Countries that are collectivists are focused on the group dynamic instead of the individual. They tend to focus on moral behavior and the harmony of a group of people. These countries include, but are not limited to, Ecuador, Venezuela, Indonesia and Guatemala.
Collectivist cultures focus shame and seek to avoid it. If someone in the group deviates from the cultural norm, they are considered to be weak or to have bad character. Any type of conflict or saying "no" lessons the harmony of the group, so saying "no" or any sort of conflict is heavily avoided. In collectivist countries, being a part of the collective group gives a promise of safety and a source of identity as long as the person remains loyal to that group.

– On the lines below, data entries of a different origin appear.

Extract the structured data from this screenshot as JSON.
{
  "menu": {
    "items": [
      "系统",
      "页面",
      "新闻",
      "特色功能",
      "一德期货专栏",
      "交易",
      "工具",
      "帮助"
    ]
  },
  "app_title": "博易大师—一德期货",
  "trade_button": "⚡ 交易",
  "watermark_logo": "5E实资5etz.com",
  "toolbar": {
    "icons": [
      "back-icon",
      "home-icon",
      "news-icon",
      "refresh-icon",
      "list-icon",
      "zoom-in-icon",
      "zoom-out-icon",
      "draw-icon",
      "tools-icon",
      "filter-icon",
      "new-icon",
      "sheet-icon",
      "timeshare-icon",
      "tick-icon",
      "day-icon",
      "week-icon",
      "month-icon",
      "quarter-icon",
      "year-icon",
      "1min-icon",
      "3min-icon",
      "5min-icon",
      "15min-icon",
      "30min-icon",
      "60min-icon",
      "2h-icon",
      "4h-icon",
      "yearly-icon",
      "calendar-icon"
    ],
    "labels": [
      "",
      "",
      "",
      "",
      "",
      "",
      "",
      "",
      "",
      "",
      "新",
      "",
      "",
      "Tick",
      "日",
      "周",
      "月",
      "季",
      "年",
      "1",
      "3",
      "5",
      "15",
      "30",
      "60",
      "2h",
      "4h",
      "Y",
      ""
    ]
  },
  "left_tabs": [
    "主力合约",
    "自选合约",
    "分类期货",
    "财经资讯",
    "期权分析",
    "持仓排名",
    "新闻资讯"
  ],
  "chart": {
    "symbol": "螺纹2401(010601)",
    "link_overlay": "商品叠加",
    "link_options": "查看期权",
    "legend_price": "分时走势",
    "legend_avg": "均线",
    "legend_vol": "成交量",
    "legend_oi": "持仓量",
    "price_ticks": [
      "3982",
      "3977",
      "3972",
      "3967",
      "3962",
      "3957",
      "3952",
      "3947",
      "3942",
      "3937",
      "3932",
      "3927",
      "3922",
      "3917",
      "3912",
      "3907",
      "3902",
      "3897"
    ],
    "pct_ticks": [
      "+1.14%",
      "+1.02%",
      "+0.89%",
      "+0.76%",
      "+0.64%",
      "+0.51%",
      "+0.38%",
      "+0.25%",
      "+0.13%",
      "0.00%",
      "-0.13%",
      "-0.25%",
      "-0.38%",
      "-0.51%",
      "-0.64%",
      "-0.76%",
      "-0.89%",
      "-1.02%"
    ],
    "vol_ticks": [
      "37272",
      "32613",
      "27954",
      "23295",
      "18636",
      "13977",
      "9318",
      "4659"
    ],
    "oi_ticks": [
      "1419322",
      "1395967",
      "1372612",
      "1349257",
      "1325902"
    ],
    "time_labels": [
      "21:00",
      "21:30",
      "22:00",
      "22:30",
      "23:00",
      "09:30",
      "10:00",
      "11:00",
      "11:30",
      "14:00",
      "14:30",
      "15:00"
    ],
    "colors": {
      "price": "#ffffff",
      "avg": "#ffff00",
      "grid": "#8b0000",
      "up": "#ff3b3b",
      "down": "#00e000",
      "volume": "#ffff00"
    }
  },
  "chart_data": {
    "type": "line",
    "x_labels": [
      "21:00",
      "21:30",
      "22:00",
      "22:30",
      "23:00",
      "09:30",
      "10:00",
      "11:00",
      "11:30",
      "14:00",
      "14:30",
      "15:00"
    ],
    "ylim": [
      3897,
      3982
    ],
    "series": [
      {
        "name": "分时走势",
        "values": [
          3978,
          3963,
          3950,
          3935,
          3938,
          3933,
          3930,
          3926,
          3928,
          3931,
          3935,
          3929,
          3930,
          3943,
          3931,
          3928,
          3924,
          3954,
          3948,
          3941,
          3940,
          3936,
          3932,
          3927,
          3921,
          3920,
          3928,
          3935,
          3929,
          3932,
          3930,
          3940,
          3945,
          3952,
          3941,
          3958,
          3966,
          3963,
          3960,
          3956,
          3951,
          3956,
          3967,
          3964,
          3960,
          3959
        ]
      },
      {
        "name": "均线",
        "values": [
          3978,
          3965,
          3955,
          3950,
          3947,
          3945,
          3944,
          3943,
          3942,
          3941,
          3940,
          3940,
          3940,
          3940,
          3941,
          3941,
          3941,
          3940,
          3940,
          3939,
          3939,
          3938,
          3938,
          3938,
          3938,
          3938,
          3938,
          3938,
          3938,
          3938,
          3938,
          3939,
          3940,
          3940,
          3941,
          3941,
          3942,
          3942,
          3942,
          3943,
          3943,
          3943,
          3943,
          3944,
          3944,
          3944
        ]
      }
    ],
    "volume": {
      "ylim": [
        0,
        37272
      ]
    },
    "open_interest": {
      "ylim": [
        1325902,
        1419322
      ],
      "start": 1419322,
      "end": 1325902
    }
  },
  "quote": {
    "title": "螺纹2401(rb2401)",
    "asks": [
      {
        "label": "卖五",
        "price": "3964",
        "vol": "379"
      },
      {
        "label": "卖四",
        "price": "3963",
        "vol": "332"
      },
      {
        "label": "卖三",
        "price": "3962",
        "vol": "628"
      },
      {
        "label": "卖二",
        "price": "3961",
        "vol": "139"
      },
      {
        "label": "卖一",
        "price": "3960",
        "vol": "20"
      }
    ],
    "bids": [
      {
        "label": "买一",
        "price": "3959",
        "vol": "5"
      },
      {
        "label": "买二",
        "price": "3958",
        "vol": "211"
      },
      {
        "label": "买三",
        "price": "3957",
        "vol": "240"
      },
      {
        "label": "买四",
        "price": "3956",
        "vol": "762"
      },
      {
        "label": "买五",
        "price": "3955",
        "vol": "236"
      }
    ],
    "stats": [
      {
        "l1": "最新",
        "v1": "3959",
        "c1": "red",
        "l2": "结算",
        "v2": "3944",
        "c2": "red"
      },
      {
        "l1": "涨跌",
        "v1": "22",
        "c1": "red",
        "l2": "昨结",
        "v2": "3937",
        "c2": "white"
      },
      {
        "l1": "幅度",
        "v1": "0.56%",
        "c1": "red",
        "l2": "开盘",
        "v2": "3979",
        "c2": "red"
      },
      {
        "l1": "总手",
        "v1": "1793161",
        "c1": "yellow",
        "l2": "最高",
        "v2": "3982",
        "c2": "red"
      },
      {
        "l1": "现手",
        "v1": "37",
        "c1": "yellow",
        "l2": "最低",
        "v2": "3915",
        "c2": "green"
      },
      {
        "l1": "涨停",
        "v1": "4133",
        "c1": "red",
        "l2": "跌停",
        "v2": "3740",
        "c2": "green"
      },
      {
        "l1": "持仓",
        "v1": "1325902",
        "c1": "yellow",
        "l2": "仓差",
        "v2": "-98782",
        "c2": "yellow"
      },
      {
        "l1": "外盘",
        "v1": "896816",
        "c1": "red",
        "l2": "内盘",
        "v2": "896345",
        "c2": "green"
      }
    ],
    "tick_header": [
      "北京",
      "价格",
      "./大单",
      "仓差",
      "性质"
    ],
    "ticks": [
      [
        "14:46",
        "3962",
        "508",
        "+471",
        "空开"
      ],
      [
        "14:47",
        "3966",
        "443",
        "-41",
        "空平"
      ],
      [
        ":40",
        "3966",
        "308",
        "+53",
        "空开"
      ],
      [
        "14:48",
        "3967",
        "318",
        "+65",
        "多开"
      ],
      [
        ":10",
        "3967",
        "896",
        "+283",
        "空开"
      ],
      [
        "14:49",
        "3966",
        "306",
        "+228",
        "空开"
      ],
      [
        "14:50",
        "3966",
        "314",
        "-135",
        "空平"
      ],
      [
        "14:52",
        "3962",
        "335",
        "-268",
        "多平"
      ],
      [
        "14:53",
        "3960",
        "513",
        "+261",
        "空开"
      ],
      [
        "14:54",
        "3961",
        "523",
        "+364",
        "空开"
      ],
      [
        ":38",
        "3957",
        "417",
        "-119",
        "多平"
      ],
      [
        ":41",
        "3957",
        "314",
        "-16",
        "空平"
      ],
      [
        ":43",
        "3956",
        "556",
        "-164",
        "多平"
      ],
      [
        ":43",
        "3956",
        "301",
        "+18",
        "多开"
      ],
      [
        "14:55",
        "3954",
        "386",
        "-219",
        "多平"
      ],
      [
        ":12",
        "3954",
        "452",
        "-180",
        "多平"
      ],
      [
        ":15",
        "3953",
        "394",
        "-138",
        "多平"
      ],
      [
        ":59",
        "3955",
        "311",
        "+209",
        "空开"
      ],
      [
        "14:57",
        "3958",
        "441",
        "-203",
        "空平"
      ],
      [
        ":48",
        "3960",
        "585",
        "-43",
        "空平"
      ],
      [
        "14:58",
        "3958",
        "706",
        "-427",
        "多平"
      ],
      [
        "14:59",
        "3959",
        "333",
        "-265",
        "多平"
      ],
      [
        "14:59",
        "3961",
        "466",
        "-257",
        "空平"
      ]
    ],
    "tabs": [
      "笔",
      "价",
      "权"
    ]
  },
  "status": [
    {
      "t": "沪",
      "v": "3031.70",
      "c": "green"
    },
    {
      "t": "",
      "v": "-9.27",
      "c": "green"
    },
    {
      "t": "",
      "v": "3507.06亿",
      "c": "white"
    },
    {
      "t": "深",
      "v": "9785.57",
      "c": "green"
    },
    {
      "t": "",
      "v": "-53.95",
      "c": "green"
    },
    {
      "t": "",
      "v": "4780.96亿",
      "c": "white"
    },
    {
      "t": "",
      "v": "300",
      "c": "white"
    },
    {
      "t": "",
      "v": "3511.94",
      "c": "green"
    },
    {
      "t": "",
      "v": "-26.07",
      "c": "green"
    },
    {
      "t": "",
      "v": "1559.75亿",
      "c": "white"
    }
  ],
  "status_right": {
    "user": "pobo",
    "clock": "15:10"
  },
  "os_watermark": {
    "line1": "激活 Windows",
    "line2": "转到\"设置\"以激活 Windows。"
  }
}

Other countries that are collectivists include Panama, Columbia, Pakistan, Costa Rica, Peru, Taiwan, Armenia, Russia, Belarus, El Salvador and South Korea. Many Asian cultures tend to be collectivist. This may be attributed to the fact that many of those countries are communist in their government, which often works hand-in-hand with collectivist cultures. Collectivist cultures are expected to work well in groups, but they still accept that individual groups within the larger group have varying beliefs and lifestyles. As long as their individual ways don't interrupt the collective group, it goes unnoticed.